Creating a database for a login page is an essential step in building a secure and functional website. As a web developer, I’ve had my fair share of experiences with this task, and I must say, it’s crucial to get it right from the start. In this article, I will guide you through the steps involved in creating a database for a login page, sharing some personal insights along the way.
Understanding the Login Page
Before diving into the database creation process, let’s first understand the purpose and components of a login page. A login page is the gateway for users to access secure areas of a website. It typically consists of two main input fields: one for the username or email and another for the password. Additionally, there is a “Submit” button that triggers the authentication process.
Choosing the Right Database Management System
When it comes to selecting the database management system (DBMS) for a login page, several factors come into play. The two most popular options are MySQL and PostgreSQL, both of which are open-source and widely supported. These DBMSs offer excellent performance, security, and scalability.
Personally, I prefer MySQL due to its simplicity and extensive documentation. However, PostgreSQL provides more advanced features and is often favored for complex projects. Choose the DBMS that aligns best with your project requirements and skillset.
Create the Database Schema
Once you have selected the DBMS, the next step is to design the database schema. This involves defining the tables, columns, and relationships required to store and retrieve user login information.
For a basic login page, you will typically need a “users” table with columns like “id”, “username”, “email”, and “password”. Additionally, you may want to include fields such as “created_at” to track when the user account was created.
Here’s an example of a MySQL query to create a users table:
CREATE TABLE users (
id INT AUTO_INCREMENT PRIMARY KEY,
username VARCHAR(50) NOT NULL,
email VARCHAR(100) NOT NULL,
password VARCHAR(255) NOT NULL,
created_at TIMESTAMP DEFAULT CURRENT_TIMESTAMP
Feel free to add more columns to suit your specific needs. Just remember to define appropriate data types and constraints for each column.
Securely Storing Passwords
One critical aspect of creating a login database is ensuring the secure storage of user passwords. Storing passwords in plain text is a massive security risk, as it exposes users to potential breaches.
To mitigate this risk, it’s essential to hash and salt passwords before storing them in the database. Hashing is a one-way process that converts the password into a fixed-length string, making it nearly impossible to reverse engineer the original password. Salting involves adding a random string (salt) to the password before hashing, further enhancing its security.
There are various hashing algorithms available, such as bcrypt, which incorporates both hashing and salting. Implementing bcrypt in your code ensures robust password security.
Handling User Authentication
Now that you have set up the database and secure password storage, it’s time to handle user authentication. This involves validating the user’s input against the stored data in the database.
When a user submits their login credentials, the server-side code should query the database to find a matching username or email. If a match is found, it should then verify the password using the stored hashed password and the same hashing algorithm used during user registration.

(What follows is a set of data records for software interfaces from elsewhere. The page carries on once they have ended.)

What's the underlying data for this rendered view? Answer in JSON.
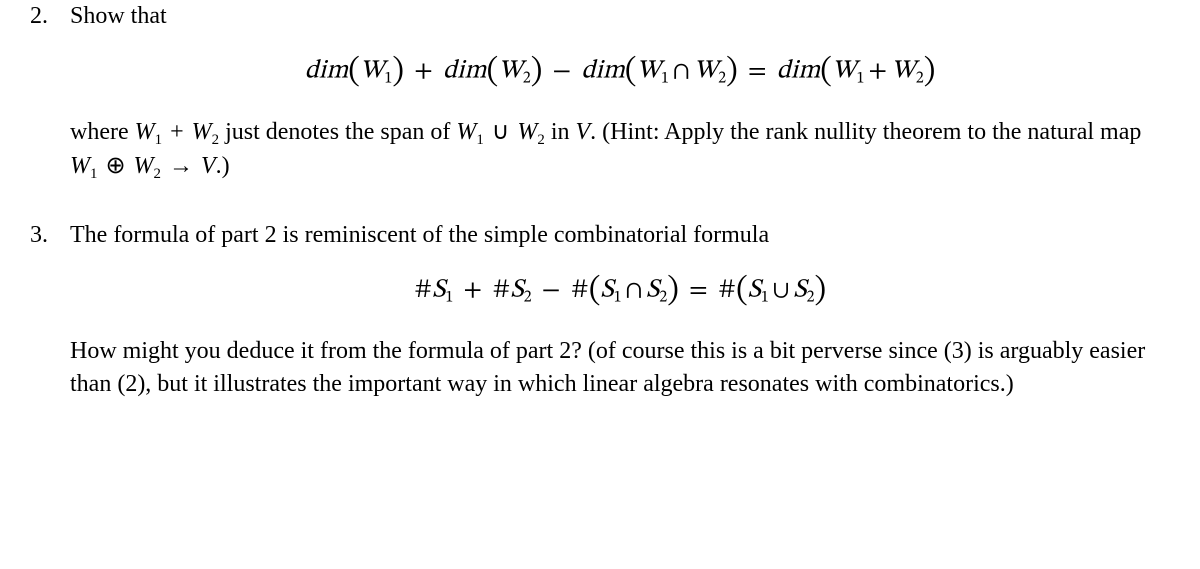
{
  "problems": [
    {
      "number": "2.",
      "intro": "Show that",
      "equation": {
        "lhs_a": "dim",
        "W": "W",
        "sub1": "1",
        "sub2": "2",
        "plus": "+",
        "minus": "−",
        "cap": "∩",
        "cup": "∪",
        "eq": "="
      },
      "where_pre": "where ",
      "where_mid1": " just denotes the span of ",
      "where_mid2": " in ",
      "V": "V",
      "where_post": ". (Hint: Apply the rank nullity theorem to the natural map ",
      "oplus": "⊕",
      "arrow": "→",
      "where_end": ".)"
    },
    {
      "number": "3.",
      "intro": "The formula of part 2 is reminiscent of the simple combinatorial formula",
      "hash": "#",
      "S": "S",
      "sub1": "1",
      "sub2": "2",
      "plus": "+",
      "minus": "−",
      "cap": "∩",
      "cup": "∪",
      "eq": "=",
      "explain": "How might you deduce it from the formula of part 2? (of course this is a bit perverse since (3) is arguably easier than (2), but it illustrates the important way in which linear algebra resonates with combinatorics.)"
    }
  ]
}
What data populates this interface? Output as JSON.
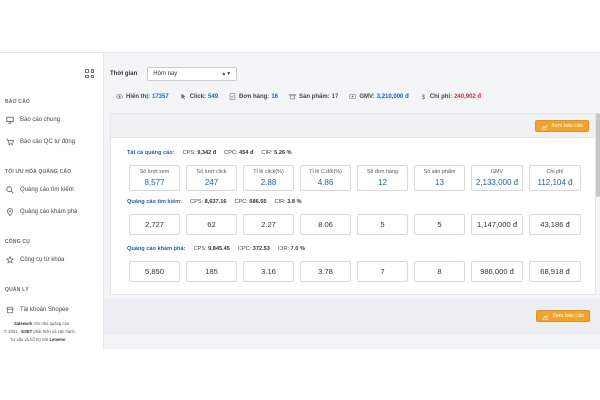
{
  "sidebar": {
    "sections": [
      {
        "title": "BÁO CÁO",
        "items": [
          {
            "label": "Báo cáo chung",
            "icon": "monitor-icon"
          },
          {
            "label": "Báo cáo QC tự động",
            "icon": "cart-icon"
          }
        ]
      },
      {
        "title": "TỐI ƯU HÓA QUẢNG CÁO",
        "items": [
          {
            "label": "Quảng cáo tìm kiếm",
            "icon": "search-icon"
          },
          {
            "label": "Quảng cáo khám phá",
            "icon": "location-pin-icon"
          }
        ]
      },
      {
        "title": "CÔNG CỤ",
        "items": [
          {
            "label": "Công cụ từ khóa",
            "icon": "star-icon"
          }
        ]
      },
      {
        "title": "QUẢN LÝ",
        "items": [
          {
            "label": "Tài khoản Shopee",
            "icon": "shop-icon"
          }
        ]
      }
    ],
    "footer": {
      "line1_brand": "Salework",
      "line1_rest": " cho nhà quảng cáo",
      "line2": "© 2021 - ",
      "line2_brand": "ESET",
      "line2_rest": " phát triển và vận hành",
      "line3": "Tư vấn và hỗ trợ bởi ",
      "line3_brand": "Lemeno"
    }
  },
  "filter": {
    "label": "Thời gian",
    "value": "Hôm nay",
    "caret": "▲▼"
  },
  "summary": [
    {
      "key": "Hiển thị:",
      "value": "17357",
      "icon": "eye-icon",
      "color": "#1f5fb8"
    },
    {
      "key": "Click:",
      "value": "549",
      "icon": "cursor-icon",
      "color": "#1f5fb8"
    },
    {
      "key": "Đơn hàng:",
      "value": "16",
      "icon": "order-icon",
      "color": "#1f5fb8"
    },
    {
      "key": "Sản phẩm:",
      "value": "17",
      "icon": "box-icon",
      "color": "#1f5fb8"
    },
    {
      "key": "GMV:",
      "value": "3,210,000 đ",
      "icon": "gmv-icon",
      "color": "#1f5fb8"
    },
    {
      "key": "Chi phí:",
      "value": "240,902 đ",
      "icon": "dollar-icon",
      "color": "#d12b2b"
    }
  ],
  "report_button": "Xem báo cáo",
  "all_ads": {
    "title": "Tất cả quảng cáo:",
    "cps_label": "CPS:",
    "cps": "9,342 đ",
    "cpc_label": "CPC:",
    "cpc": "454 đ",
    "cir_label": "CIR:",
    "cir": "5.26 %",
    "cards": [
      {
        "key": "Số lượt xem",
        "value": "8,577"
      },
      {
        "key": "Số lượt click",
        "value": "247"
      },
      {
        "key": "Tỉ lệ click(%)",
        "value": "2.88"
      },
      {
        "key": "Tỉ lệ C.đổi(%)",
        "value": "4.86"
      },
      {
        "key": "Số đơn hàng",
        "value": "12"
      },
      {
        "key": "Số sản phẩm",
        "value": "13"
      },
      {
        "key": "GMV",
        "value": "2,133,000 đ"
      },
      {
        "key": "Chi phí",
        "value": "112,104 đ"
      }
    ]
  },
  "search_ads": {
    "title": "Quảng cáo tìm kiếm:",
    "cps_label": "CPS:",
    "cps": "8,637.16",
    "cpc_label": "CPC:",
    "cpc": "686.55",
    "cir_label": "CIR:",
    "cir": "3.8 %",
    "values": [
      "2,727",
      "62",
      "2.27",
      "8.06",
      "5",
      "5",
      "1,147,000 đ",
      "43,186 đ"
    ]
  },
  "discovery_ads": {
    "title": "Quảng cáo khám phá:",
    "cps_label": "CPS:",
    "cps": "9,845.45",
    "cpc_label": "CPC:",
    "cpc": "372.53",
    "cir_label": "CIR:",
    "cir": "7.0 %",
    "values": [
      "5,850",
      "185",
      "3.16",
      "3.78",
      "7",
      "8",
      "986,000 đ",
      "68,918 đ"
    ]
  }
}
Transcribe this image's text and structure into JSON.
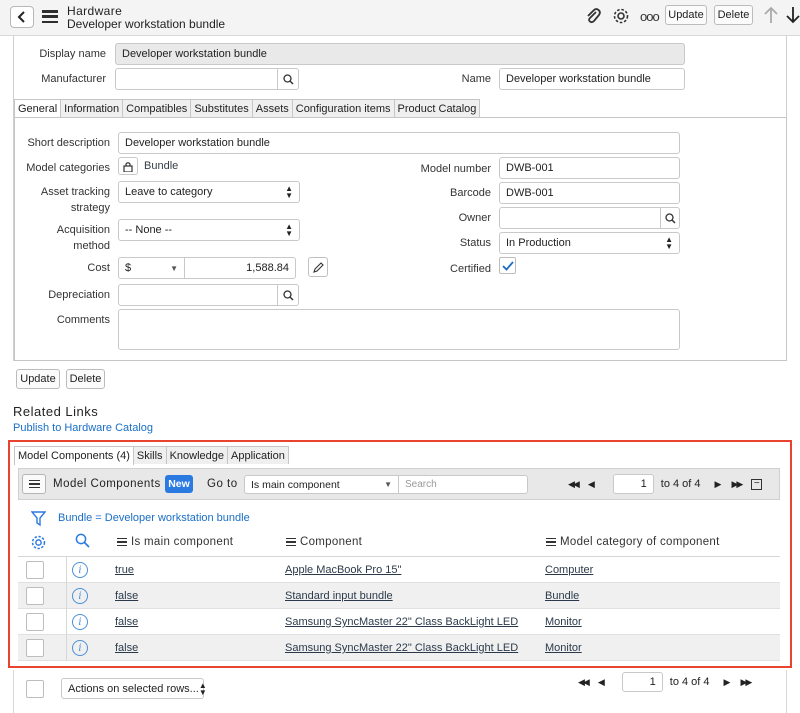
{
  "header": {
    "title": "Hardware",
    "subtitle": "Developer workstation bundle",
    "update_label": "Update",
    "delete_label": "Delete"
  },
  "record": {
    "display_name_label": "Display name",
    "display_name": "Developer workstation bundle",
    "manufacturer_label": "Manufacturer",
    "manufacturer": "",
    "name_label": "Name",
    "name": "Developer workstation bundle"
  },
  "form_tabs": [
    "General",
    "Information",
    "Compatibles",
    "Substitutes",
    "Assets",
    "Configuration items",
    "Product Catalog"
  ],
  "general": {
    "short_description_label": "Short description",
    "short_description": "Developer workstation bundle",
    "model_categories_label": "Model categories",
    "model_categories": "Bundle",
    "asset_tracking_label_1": "Asset tracking",
    "asset_tracking_label_2": "strategy",
    "asset_tracking": "Leave to category",
    "acquisition_label_1": "Acquisition",
    "acquisition_label_2": "method",
    "acquisition": "-- None --",
    "cost_label": "Cost",
    "cost_currency": "$",
    "cost_value": "1,588.84",
    "depreciation_label": "Depreciation",
    "depreciation": "",
    "comments_label": "Comments",
    "comments": "",
    "model_number_label": "Model number",
    "model_number": "DWB-001",
    "barcode_label": "Barcode",
    "barcode": "DWB-001",
    "owner_label": "Owner",
    "owner": "",
    "status_label": "Status",
    "status": "In Production",
    "certified_label": "Certified",
    "certified": true
  },
  "footer_buttons": {
    "update": "Update",
    "delete": "Delete"
  },
  "related_links": {
    "heading": "Related Links",
    "publish": "Publish to Hardware Catalog"
  },
  "related_tabs": [
    "Model Components (4)",
    "Skills",
    "Knowledge",
    "Application"
  ],
  "list": {
    "title": "Model Components",
    "new_label": "New",
    "goto_label": "Go to",
    "goto_field": "Is main component",
    "search_placeholder": "Search",
    "page_value": "1",
    "page_text": "to 4 of 4",
    "filter_text": "Bundle = Developer workstation bundle",
    "columns": [
      "Is main component",
      "Component",
      "Model category of component"
    ],
    "rows": [
      {
        "main": "true",
        "component": "Apple MacBook Pro 15\"",
        "category": "Computer"
      },
      {
        "main": "false",
        "component": "Standard input bundle",
        "category": "Bundle"
      },
      {
        "main": "false",
        "component": "Samsung SyncMaster 22\" Class BackLight LED",
        "category": "Monitor"
      },
      {
        "main": "false",
        "component": "Samsung SyncMaster 22\" Class BackLight LED",
        "category": "Monitor"
      }
    ],
    "actions_label": "Actions on selected rows...",
    "bottom_page_value": "1",
    "bottom_page_text": "to 4 of 4"
  },
  "colors": {
    "highlight": "#e8432e",
    "accent": "#1a6fc7",
    "new_button": "#2a7ae2"
  }
}
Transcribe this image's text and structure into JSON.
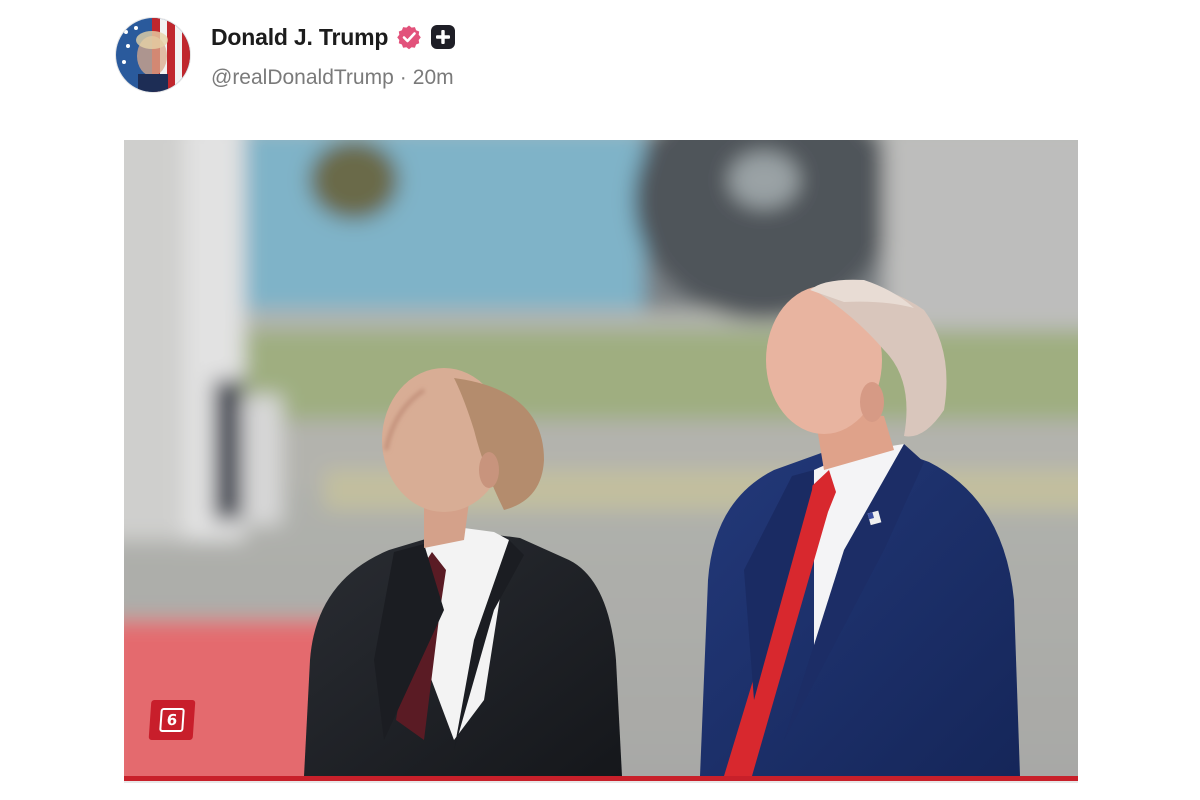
{
  "post": {
    "author": {
      "display_name": "Donald J. Trump",
      "handle": "@realDonaldTrump",
      "avatar_icon": "flag-portrait-avatar"
    },
    "separator": "·",
    "time_ago": "20m",
    "badges": {
      "verified_icon": "verified-icon",
      "verified_color": "#e2527b",
      "action_icon": "plus-icon"
    },
    "media": {
      "image_description_icon": "photo",
      "watermark_label": "6",
      "watermark_color": "#c81e2b"
    }
  }
}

It’s crucial to handle authentication errors gracefully, displaying appropriate error messages for incorrect credentials or other issues. Additionally, consider implementing measures like account lockouts or rate limiting to protect against brute-force attacks.
Creating a database for a login page is a critical step in building a secure and user-friendly website. By choosing the right DBMS, designing a well-defined schema, securely storing passwords, and implementing robust user authentication, you can ensure a smooth and secure login experience for your website users.
Remember to always stay updated with the latest security best practices and regularly review your code and database setup for any potential vulnerabilities.
Now that you understand the importance of a well-designed database for a login page, it’s time to put your knowledge into action. Get started on creating an efficient and secure login page, and provide your users with a seamless login experience.